Norodny International Food Store closed up shop at 1703 Sheepshead Bay Road earlier this month, leaving yet another storefront on the commercial corridor empty.

The store was open for about seven months, having started business in May and replacing a florist that closed after Superstorm Sandy.

We were told by a fellow business owner that the business had trouble attracting customers and meeting high rent. It joins Luv My Vision and J’Adore Paris, two more Sheepshead Bay Road shops that closed down this month, while a third, Salon Evolution, announced it will move off the strip to an Emmons Avenue location next month.

Good luck to its owners on their future endeavors.

Related posts

  • BrooklynBus

    I don’t think I have ever seen a commercial strip with a greater turnover than Sheepshead Bay Road.

    • bruce b

      It’s because of the dangerous driving…. I’m just kidding.

  • sadeyes

    The rents are too damn high. Seriously.

    • Yoytu

      Not only are the rents too high but the right kind of stores are not opening up there. I’m sure there will be a few more closing.

      • common_sense

        what do u think would be the right kind?

    • NYC Cit

      The prices for rent like mostly everything else are dictated by the market. This is what happens when one group that controls SB Road and monopolized the commercial real estate here tries to raise the prices beyond what the market would bear. Stores are closing, businesses are moving out. You will see that prices will eventually come down or the storefronts will remain empty. This is free market at work.

      • sadeyes

        Are landlords offered any tax breaks if their rental properties are vacant? Can they claim any kind of tax relief for unoccupied storefronts?

        • NYC Cit

          Just like with any other business if your rental property is costing you money to keep and maintain but doesn’t bring a profit you can deduct a part of the loss I assume.

          • sadeyes

            If these tax breaks, deductions, etc. are part of the “Free Market” that gives no incentives to landlords to lower the rent. In fact, this practice discourages free market by disallowing opportunities to a business that can start-up & perhaps thrive. It puts a beginner at a great disadvantage. I contend this Free Market tax break is actually harmful to capitalism by denying “new blood”. It is socialism for the landlord class. It pays a landlord to keep his property empty while waiting for the rent s(he) desires, not the rent that is the actual worth of the property.

          • NYC Cit

            Not exactly true. You get a tax break, meaning you made $10 and instead of paying $3 in taxes you’re paying $2 in taxes to offset the loss of additional income. Nobody pays the landlord anything to keep the property vacant, in reality they are loosing more money by not lowering the rents than they will gain by holding out and hoping to find a tenant that would agree to pay the higher price. And with vacancies on the rise they will never find that tenant until all of the over comparable lower priced places are rented out. Supply and demand in play again. This is the loosing proposition for the landlord if he thinks that keeping the property empty and cashing in on the tax break will help him somehow, it doesn’t, the tax break isn’t nearly as big as you think. Same can be sad for any other business that’s loosing money. They wouldn’t last long if they choose to take a loss and deduct that from the earnings for any significant amount of time, next year there will be nothing to deduct from and all you will have are expenses.

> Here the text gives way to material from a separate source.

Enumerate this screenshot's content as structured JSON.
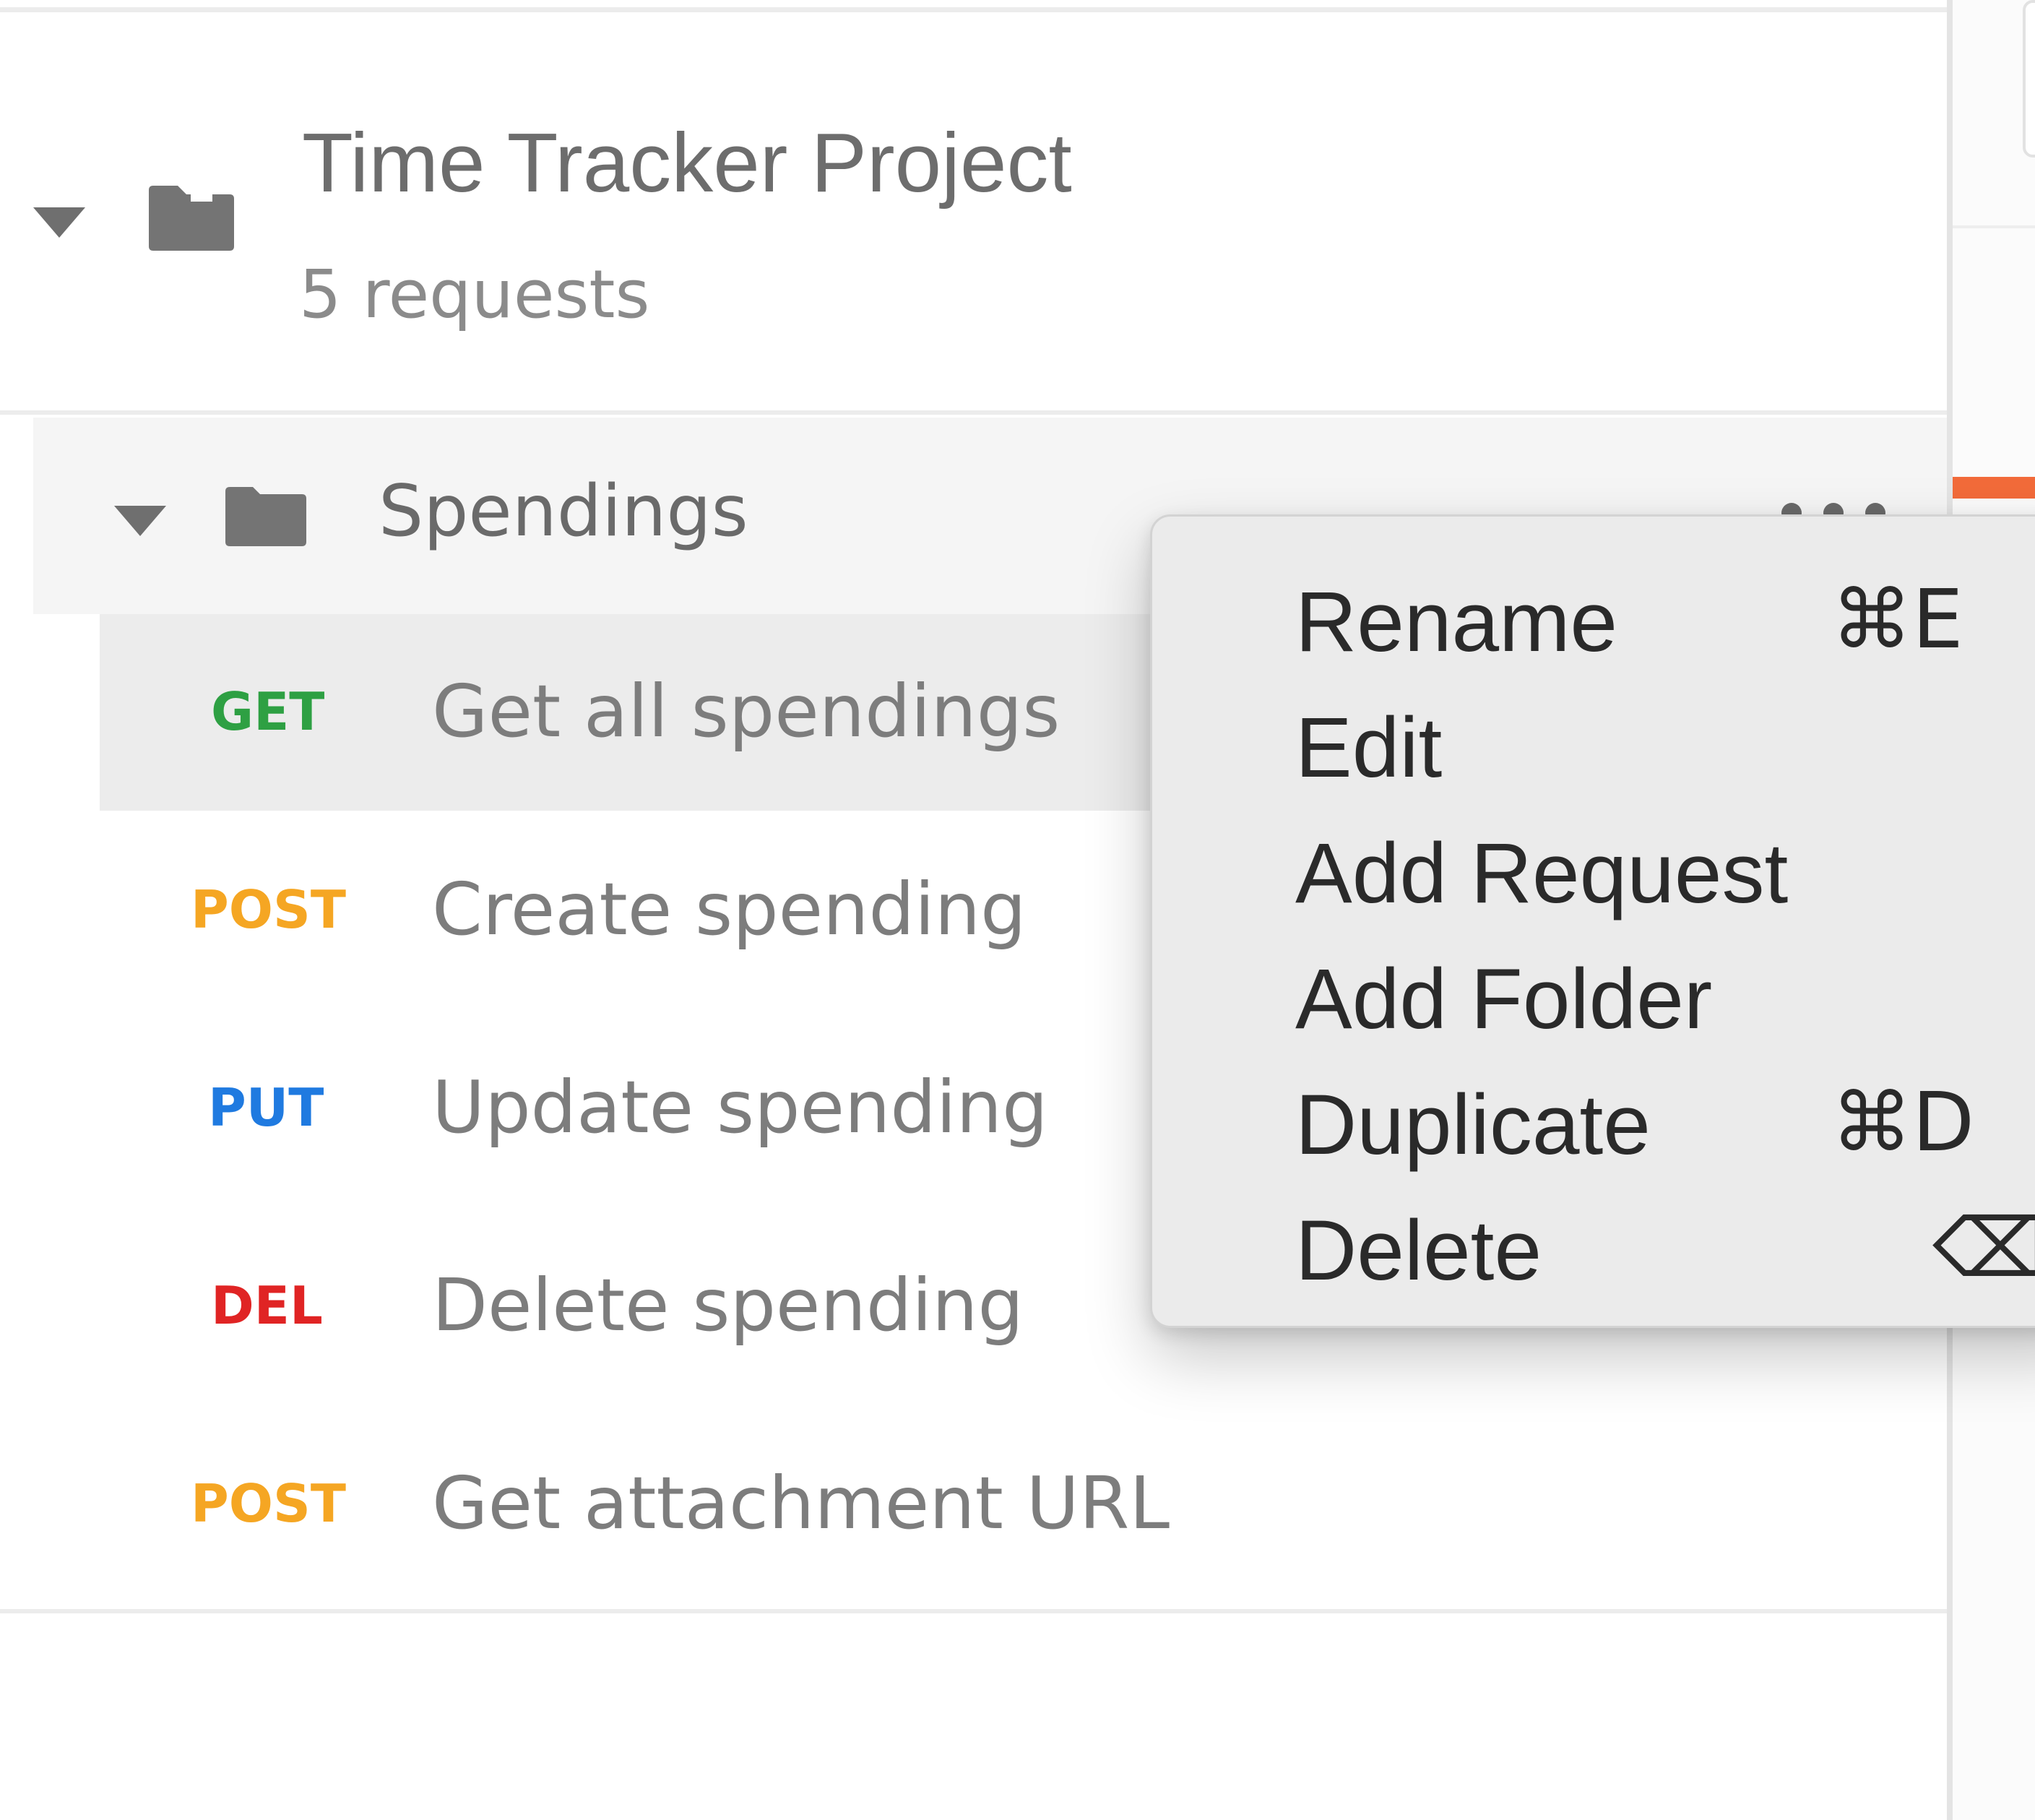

          • sadeyes

            Thank you for your explanation.

        • bruce b

          I always wondered how landlords can tolerate empty storefronts, why they wouldn’t rather lower the rent to get a tenant.
          Now, I’m not sure if this is true, it was told to me by a single person, but I was told if the place is vacant for two years, that the owner gets some sort of huge tax break. Just passing along hear-say information, maybe somebody knows if this is true or not

        • Local Broker

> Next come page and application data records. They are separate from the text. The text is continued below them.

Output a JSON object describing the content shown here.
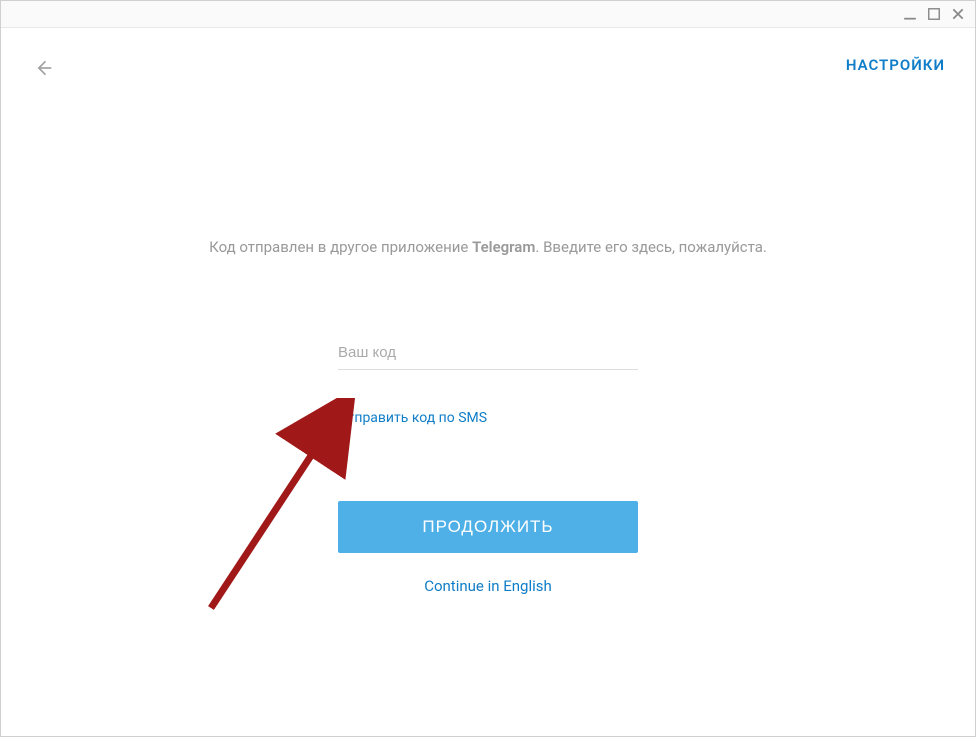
{
  "header": {
    "settings_label": "НАСТРОЙКИ"
  },
  "instruction": {
    "text_before": "Код отправлен в другое приложение ",
    "app_name": "Telegram",
    "text_after": ". Введите его здесь, пожалуйста."
  },
  "form": {
    "code_placeholder": "Ваш код",
    "sms_link_label": "Отправить код по SMS",
    "continue_button_label": "ПРОДОЛЖИТЬ",
    "english_link_label": "Continue in English"
  },
  "colors": {
    "accent": "#0f7dc7",
    "button": "#4fb0e8",
    "muted_text": "#999"
  }
}
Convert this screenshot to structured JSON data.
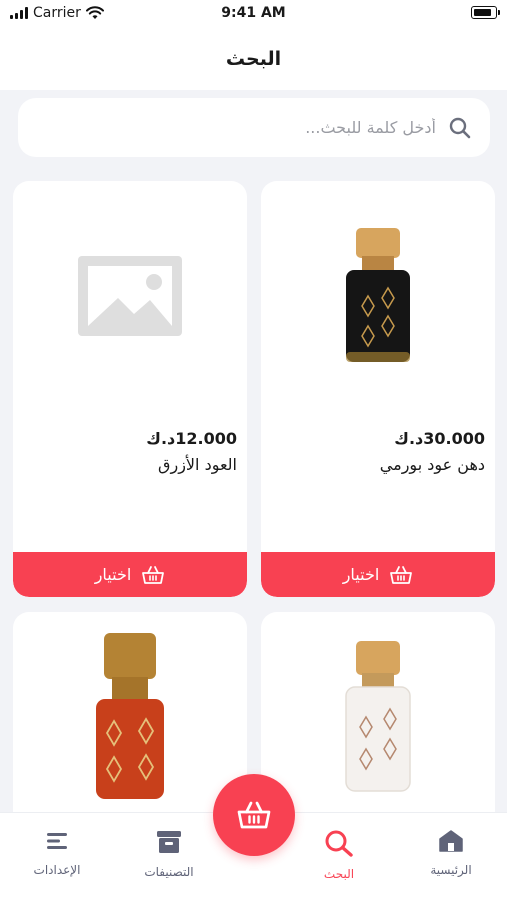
{
  "status_bar": {
    "carrier": "Carrier",
    "time": "9:41 AM"
  },
  "header": {
    "title": "البحث"
  },
  "search": {
    "placeholder": "أدخل كلمة للبحث..."
  },
  "products": [
    {
      "name": "دهن عود بورمي",
      "price": "30.000د.ك",
      "button_label": "اختيار",
      "image": "black-perfume-bottle"
    },
    {
      "name": "العود الأزرق",
      "price": "12.000د.ك",
      "button_label": "اختيار",
      "image": "placeholder-image"
    },
    {
      "name": "",
      "price": "",
      "button_label": "",
      "image": "clear-perfume-bottle"
    },
    {
      "name": "",
      "price": "",
      "button_label": "",
      "image": "red-perfume-bottle"
    }
  ],
  "bottom_nav": {
    "items": [
      {
        "label": "الرئيسية",
        "icon": "home-icon",
        "active": false
      },
      {
        "label": "البحث",
        "icon": "search-icon",
        "active": true
      },
      {
        "label": "التصنيفات",
        "icon": "categories-icon",
        "active": false
      },
      {
        "label": "الإعدادات",
        "icon": "settings-icon",
        "active": false
      }
    ]
  },
  "colors": {
    "accent": "#f84152",
    "background": "#f2f3f7",
    "nav_text": "#5f6378"
  }
}
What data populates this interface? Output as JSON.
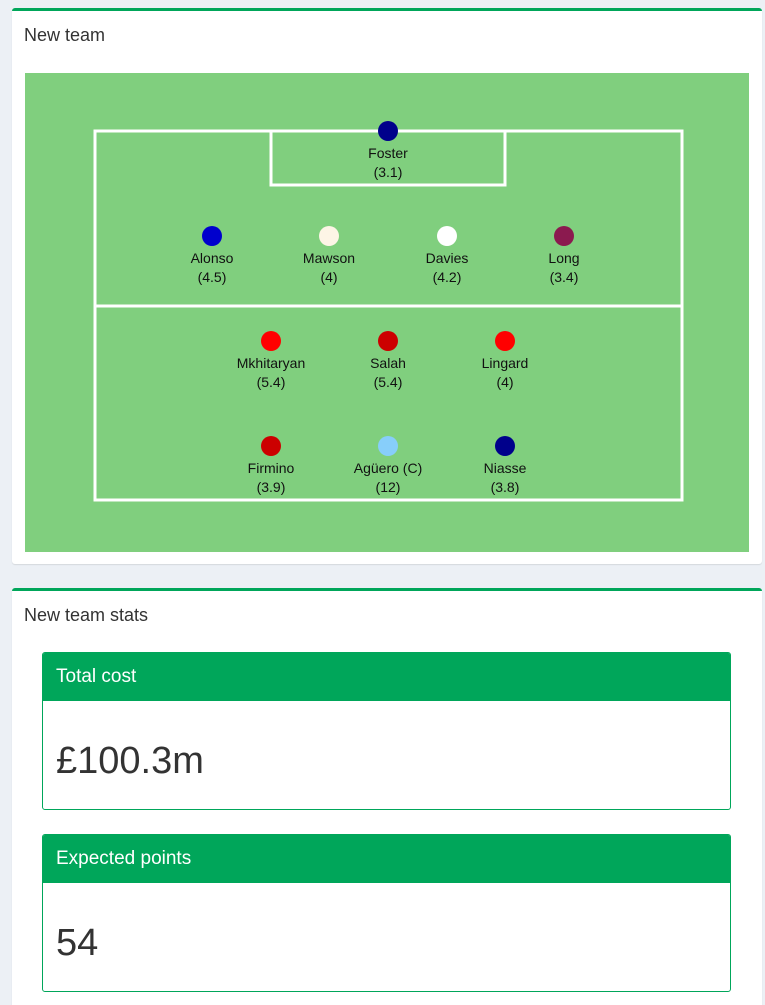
{
  "team_box": {
    "title": "New team",
    "players": [
      {
        "name": "Foster",
        "value": "(3.1)",
        "color": "#00008b"
      },
      {
        "name": "Alonso",
        "value": "(4.5)",
        "color": "#0000cd"
      },
      {
        "name": "Mawson",
        "value": "(4)",
        "color": "#fdf5e6"
      },
      {
        "name": "Davies",
        "value": "(4.2)",
        "color": "#ffffff"
      },
      {
        "name": "Long",
        "value": "(3.4)",
        "color": "#8b1a4f"
      },
      {
        "name": "Mkhitaryan",
        "value": "(5.4)",
        "color": "#ff0000"
      },
      {
        "name": "Salah",
        "value": "(5.4)",
        "color": "#cc0000"
      },
      {
        "name": "Lingard",
        "value": "(4)",
        "color": "#ff0000"
      },
      {
        "name": "Firmino",
        "value": "(3.9)",
        "color": "#cc0000"
      },
      {
        "name": "Agüero (C)",
        "value": "(12)",
        "color": "#87cefa"
      },
      {
        "name": "Niasse",
        "value": "(3.8)",
        "color": "#00008b"
      }
    ]
  },
  "stats_box": {
    "title": "New team stats",
    "total_cost": {
      "label": "Total cost",
      "value": "£100.3m"
    },
    "expected_points": {
      "label": "Expected points",
      "value": "54"
    }
  },
  "colors": {
    "accent": "#00a65a",
    "pitch": "#80cf7e",
    "pitch_lines": "#ffffff"
  }
}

          Short answer is yes. In the real world real estate goes up in value every year on average. In the tax world buildings themselves always lose value which is what you can write off. So even if a commercial property is making a profit for a landlord he can still write off the depreciation of his building along with any improvements that have been made. The only thing that goes up in value in the tax world is the land itself not the building. Again this is the short version.

  • KB

    There are too many of these little “International” food stores around. Their definition of international is really just Russian. Yes, the local population is mostly Russian, but those food needs are beyond filled, and people can appreciate flavors beyond their own ethnic background. How about some truly international groceries and restaurants that reflect Latin, Mediterranean and Asian flavors too?

  • cabbie

    Perhaps it did not succeed due to that friggin’ ugly sign. I can’t even look at it, let alone walk in there. Most of these new business owners have taste up their tuches!